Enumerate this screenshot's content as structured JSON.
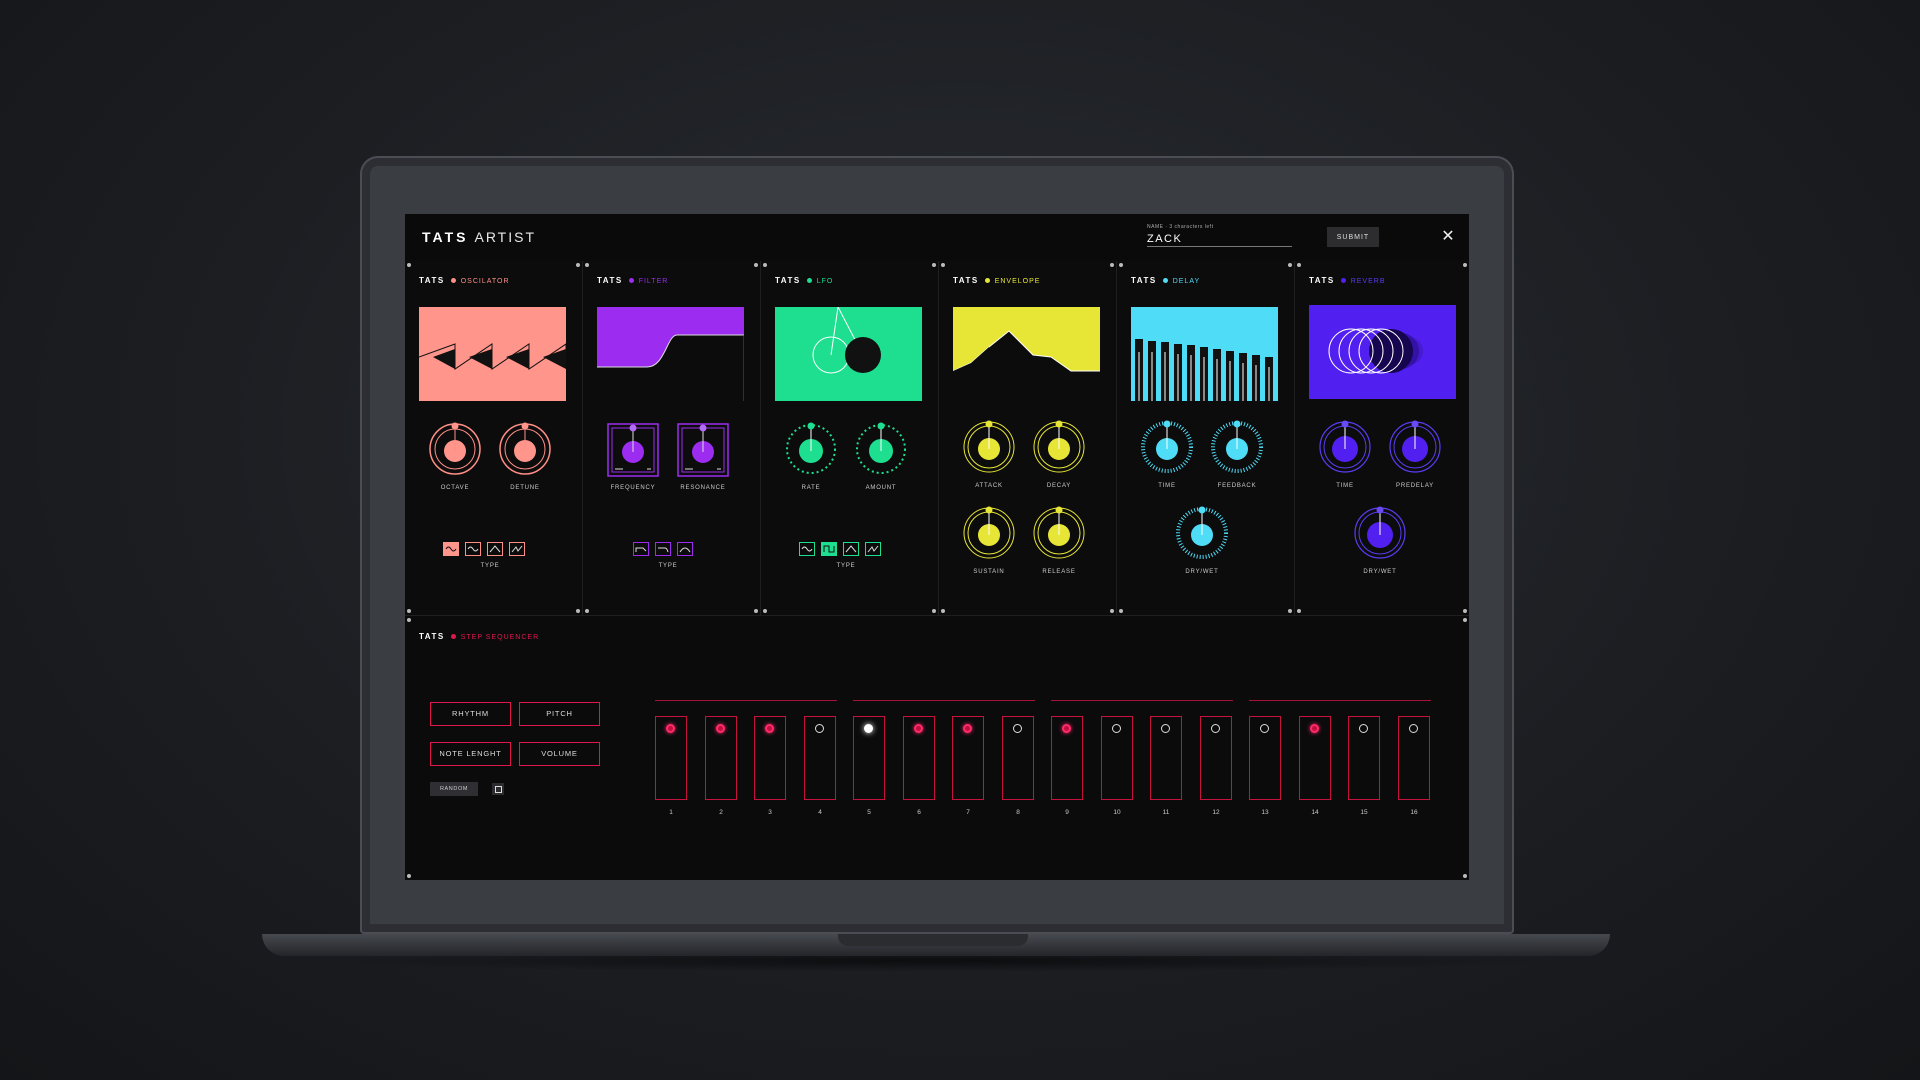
{
  "app": {
    "brand": "TATS",
    "title": "ARTIST"
  },
  "name_field": {
    "label": "NAME · 3 characters left",
    "value": "ZACK"
  },
  "submit_label": "SUBMIT",
  "close_icon": "close-icon",
  "modules": [
    {
      "id": "oscillator",
      "brand": "TATS",
      "title": "OSCILATOR",
      "color": "#ff8f86",
      "knobs": [
        "OCTAVE",
        "DETUNE"
      ],
      "type_label": "TYPE"
    },
    {
      "id": "filter",
      "brand": "TATS",
      "title": "FILTER",
      "color": "#9b2cf0",
      "knobs": [
        "FREQUENCY",
        "RESONANCE"
      ],
      "type_label": "TYPE"
    },
    {
      "id": "lfo",
      "brand": "TATS",
      "title": "LFO",
      "color": "#1ddf8f",
      "knobs": [
        "RATE",
        "AMOUNT"
      ],
      "type_label": "TYPE"
    },
    {
      "id": "envelope",
      "brand": "TATS",
      "title": "ENVELOPE",
      "color": "#e7e637",
      "knobs": [
        "ATTACK",
        "DECAY",
        "SUSTAIN",
        "RELEASE"
      ]
    },
    {
      "id": "delay",
      "brand": "TATS",
      "title": "DELAY",
      "color": "#4fdcf6",
      "knobs": [
        "TIME",
        "FEEDBACK",
        "DRY/WET"
      ]
    },
    {
      "id": "reverb",
      "brand": "TATS",
      "title": "REVERB",
      "color": "#5120f0",
      "knobs": [
        "TIME",
        "PREDELAY",
        "DRY/WET"
      ]
    }
  ],
  "sequencer": {
    "brand": "TATS",
    "title": "STEP SEQUENCER",
    "buttons": [
      "RHYTHM",
      "PITCH",
      "NOTE LENGHT",
      "VOLUME"
    ],
    "random_label": "RANDOM",
    "steps": [
      {
        "n": "1",
        "state": "on"
      },
      {
        "n": "2",
        "state": "on"
      },
      {
        "n": "3",
        "state": "on"
      },
      {
        "n": "4",
        "state": "off"
      },
      {
        "n": "5",
        "state": "current"
      },
      {
        "n": "6",
        "state": "on"
      },
      {
        "n": "7",
        "state": "on"
      },
      {
        "n": "8",
        "state": "off"
      },
      {
        "n": "9",
        "state": "on"
      },
      {
        "n": "10",
        "state": "off"
      },
      {
        "n": "11",
        "state": "off"
      },
      {
        "n": "12",
        "state": "off"
      },
      {
        "n": "13",
        "state": "off"
      },
      {
        "n": "14",
        "state": "on"
      },
      {
        "n": "15",
        "state": "off"
      },
      {
        "n": "16",
        "state": "off"
      }
    ]
  }
}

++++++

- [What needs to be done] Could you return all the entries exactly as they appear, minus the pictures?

- [Task answer]
Enumerate this screenshot's content as structured JSON.
{
  "app": {
    "brand": "TATS",
    "title": "ARTIST"
  },
  "name_field": {
    "label": "NAME · 3 characters left",
    "value": "ZACK"
  },
  "submit_label": "SUBMIT",
  "close_icon": "close-icon",
  "modules": [
    {
      "id": "oscillator",
      "brand": "TATS",
      "title": "OSCILATOR",
      "color": "#ff8f86",
      "knobs": [
        "OCTAVE",
        "DETUNE"
      ],
      "type_label": "TYPE"
    },
    {
      "id": "filter",
      "brand": "TATS",
      "title": "FILTER",
      "color": "#9b2cf0",
      "knobs": [
        "FREQUENCY",
        "RESONANCE"
      ],
      "type_label": "TYPE"
    },
    {
      "id": "lfo",
      "brand": "TATS",
      "title": "LFO",
      "color": "#1ddf8f",
      "knobs": [
        "RATE",
        "AMOUNT"
      ],
      "type_label": "TYPE"
    },
    {
      "id": "envelope",
      "brand": "TATS",
      "title": "ENVELOPE",
      "color": "#e7e637",
      "knobs": [
        "ATTACK",
        "DECAY",
        "SUSTAIN",
        "RELEASE"
      ]
    },
    {
      "id": "delay",
      "brand": "TATS",
      "title": "DELAY",
      "color": "#4fdcf6",
      "knobs": [
        "TIME",
        "FEEDBACK",
        "DRY/WET"
      ]
    },
    {
      "id": "reverb",
      "brand": "TATS",
      "title": "REVERB",
      "color": "#5120f0",
      "knobs": [
        "TIME",
        "PREDELAY",
        "DRY/WET"
      ]
    }
  ],
  "sequencer": {
    "brand": "TATS",
    "title": "STEP SEQUENCER",
    "buttons": [
      "RHYTHM",
      "PITCH",
      "NOTE LENGHT",
      "VOLUME"
    ],
    "random_label": "RANDOM",
    "steps": [
      {
        "n": "1",
        "state": "on"
      },
      {
        "n": "2",
        "state": "on"
      },
      {
        "n": "3",
        "state": "on"
      },
      {
        "n": "4",
        "state": "off"
      },
      {
        "n": "5",
        "state": "current"
      },
      {
        "n": "6",
        "state": "on"
      },
      {
        "n": "7",
        "state": "on"
      },
      {
        "n": "8",
        "state": "off"
      },
      {
        "n": "9",
        "state": "on"
      },
      {
        "n": "10",
        "state": "off"
      },
      {
        "n": "11",
        "state": "off"
      },
      {
        "n": "12",
        "state": "off"
      },
      {
        "n": "13",
        "state": "off"
      },
      {
        "n": "14",
        "state": "on"
      },
      {
        "n": "15",
        "state": "off"
      },
      {
        "n": "16",
        "state": "off"
      }
    ]
  }
}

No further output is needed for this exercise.